Close encounters with nature are a part of any revel on Brownsea Island, the most important isle in Dorset’s Poole harbor and the second-largest herbal harbor in the world after Sydney. As I take a seat back and soak up the view across to the Purbeck Hills, undercover agent white bunny tails disappear into timber; oystercatchers flap above the ocean, and I lock eyes with a sika deer grazing close by before she darts gracefully away.
Ten minutes by ferry from the mainland, National Trust-owned Brownsea is an Enid Blyton hideaway – it stimulated the Famous Five’s adventures on Whispering Island. But it’s perhaps first-rate known as the birthplace of the Scout motion: in 1907, Lord (than simple Major) Baden-Powell introduced a group of 20 boys right here to take part in an experimental camp, residing near nature and practicing practical talents he had discovered within the navy in the course of the Boer War. It launched a worldwide movement, and agencies from 75 nations visit the island every 12 months.
The handiest Scouts, Guides, and different non-public companies could camp here. However, a new “eco-camping” alternative now welcomes the majority on positive dates, with numbers capped at 30 mid-week or a hundred and fifty at weekends. There are tents or hammocks for hire (together with three tree tents, hung through the organizers), or traffic can convey their very own, while gasoline cooking stations and all utensils are provided. Hot water for showers is heated by biomass, using timber from the island, and there’s a sheltered communal eating region.
I arrive on the ultimate ferry from Sandbanks. As the daytrippers head home, I feel a bit smug. The campsite’s at the south shore, a 20-minute stroll from the dock, and I’m the only character staying in overdue May.
I wander into the wooded area, and it’s not long until I spot a red squirrel, and then every other – Brownsea is home to one of England’s ultimate colonies. I’ve been given a celeb chart, and as darkness falls, I look at the constellations before climbing into my tent. It’s like sleeping on a trampoline, but there are no troubles with the difficult ground or deflating mattresses, and I wake around dawn to the sound of a woodpecker tapping overhead.
Despite its size – simply one and a 1/2 miles lengthy and 3-quarters of a mile wide – Brownsea has a huge-ranging habitat, from heathland to sheltered lagoons and forest with more than one hundred tree species.

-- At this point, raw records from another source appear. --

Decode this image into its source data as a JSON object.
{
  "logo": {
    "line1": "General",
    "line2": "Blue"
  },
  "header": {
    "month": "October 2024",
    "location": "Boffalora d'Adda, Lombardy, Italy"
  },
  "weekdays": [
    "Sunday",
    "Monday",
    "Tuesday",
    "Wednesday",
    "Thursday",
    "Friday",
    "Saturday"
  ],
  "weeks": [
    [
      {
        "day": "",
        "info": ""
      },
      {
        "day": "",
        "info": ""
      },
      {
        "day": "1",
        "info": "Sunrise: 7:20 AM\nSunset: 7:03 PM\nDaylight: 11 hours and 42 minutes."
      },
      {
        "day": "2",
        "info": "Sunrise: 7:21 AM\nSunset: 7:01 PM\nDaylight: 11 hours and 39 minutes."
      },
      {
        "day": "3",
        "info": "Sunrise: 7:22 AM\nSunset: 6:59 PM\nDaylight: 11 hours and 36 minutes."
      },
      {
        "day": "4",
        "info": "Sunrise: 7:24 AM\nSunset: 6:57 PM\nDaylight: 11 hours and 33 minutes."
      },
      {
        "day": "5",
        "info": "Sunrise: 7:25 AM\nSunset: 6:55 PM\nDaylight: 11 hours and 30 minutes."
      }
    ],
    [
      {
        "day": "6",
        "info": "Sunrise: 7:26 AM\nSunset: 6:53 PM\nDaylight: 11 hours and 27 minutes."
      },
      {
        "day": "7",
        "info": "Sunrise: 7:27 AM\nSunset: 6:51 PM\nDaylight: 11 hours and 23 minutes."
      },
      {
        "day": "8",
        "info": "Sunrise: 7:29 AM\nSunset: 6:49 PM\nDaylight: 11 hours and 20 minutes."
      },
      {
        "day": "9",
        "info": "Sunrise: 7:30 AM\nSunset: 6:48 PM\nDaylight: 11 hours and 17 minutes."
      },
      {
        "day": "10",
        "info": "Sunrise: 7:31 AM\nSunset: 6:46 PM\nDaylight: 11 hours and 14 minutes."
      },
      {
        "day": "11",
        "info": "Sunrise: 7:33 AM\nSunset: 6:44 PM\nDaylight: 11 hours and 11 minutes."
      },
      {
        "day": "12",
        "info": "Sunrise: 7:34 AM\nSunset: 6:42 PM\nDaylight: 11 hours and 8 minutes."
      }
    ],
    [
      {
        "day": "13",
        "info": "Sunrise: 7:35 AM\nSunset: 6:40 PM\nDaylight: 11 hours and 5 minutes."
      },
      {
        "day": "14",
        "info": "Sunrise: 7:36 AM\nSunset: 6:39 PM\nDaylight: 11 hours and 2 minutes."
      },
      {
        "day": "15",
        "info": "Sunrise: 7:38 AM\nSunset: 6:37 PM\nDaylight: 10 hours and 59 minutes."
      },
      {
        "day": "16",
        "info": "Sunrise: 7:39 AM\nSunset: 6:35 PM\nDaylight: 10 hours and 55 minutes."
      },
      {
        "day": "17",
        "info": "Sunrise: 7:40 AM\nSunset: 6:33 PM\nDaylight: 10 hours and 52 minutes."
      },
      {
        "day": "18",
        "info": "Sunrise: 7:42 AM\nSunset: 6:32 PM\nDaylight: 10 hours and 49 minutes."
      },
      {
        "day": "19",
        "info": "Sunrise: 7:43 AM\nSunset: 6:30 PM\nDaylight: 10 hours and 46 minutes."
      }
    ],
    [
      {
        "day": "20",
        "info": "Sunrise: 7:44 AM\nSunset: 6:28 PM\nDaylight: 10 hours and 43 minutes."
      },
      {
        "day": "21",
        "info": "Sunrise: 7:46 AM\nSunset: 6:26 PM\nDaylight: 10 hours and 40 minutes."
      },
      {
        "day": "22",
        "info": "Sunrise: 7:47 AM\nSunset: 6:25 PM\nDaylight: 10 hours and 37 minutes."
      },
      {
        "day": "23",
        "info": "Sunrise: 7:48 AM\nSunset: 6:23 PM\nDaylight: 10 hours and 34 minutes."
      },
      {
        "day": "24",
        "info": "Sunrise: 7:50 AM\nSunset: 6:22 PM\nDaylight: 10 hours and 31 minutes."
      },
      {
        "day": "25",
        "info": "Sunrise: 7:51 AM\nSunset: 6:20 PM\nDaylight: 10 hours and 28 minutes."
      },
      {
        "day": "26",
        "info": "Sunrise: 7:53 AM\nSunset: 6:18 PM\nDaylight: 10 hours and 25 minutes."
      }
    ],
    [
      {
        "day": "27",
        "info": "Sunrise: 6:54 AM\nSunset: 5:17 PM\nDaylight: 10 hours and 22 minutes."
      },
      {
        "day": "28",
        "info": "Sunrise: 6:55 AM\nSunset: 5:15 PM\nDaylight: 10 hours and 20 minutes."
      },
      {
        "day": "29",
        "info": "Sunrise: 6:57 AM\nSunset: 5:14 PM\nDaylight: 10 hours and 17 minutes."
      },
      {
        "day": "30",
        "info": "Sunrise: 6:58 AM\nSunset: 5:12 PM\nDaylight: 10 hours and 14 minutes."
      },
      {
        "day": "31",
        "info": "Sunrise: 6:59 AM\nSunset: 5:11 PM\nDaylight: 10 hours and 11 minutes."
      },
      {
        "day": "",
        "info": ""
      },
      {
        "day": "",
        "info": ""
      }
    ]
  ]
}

For kids, it’s a journey playground: nature trails, crayon rubbings tre,e climbing routes, and an herbal play vicinity. Regular ranger-led safaris hunt for wildlife and, over the summer, unique family journey weekends run, too, with campfires and sports from archery to canoeing.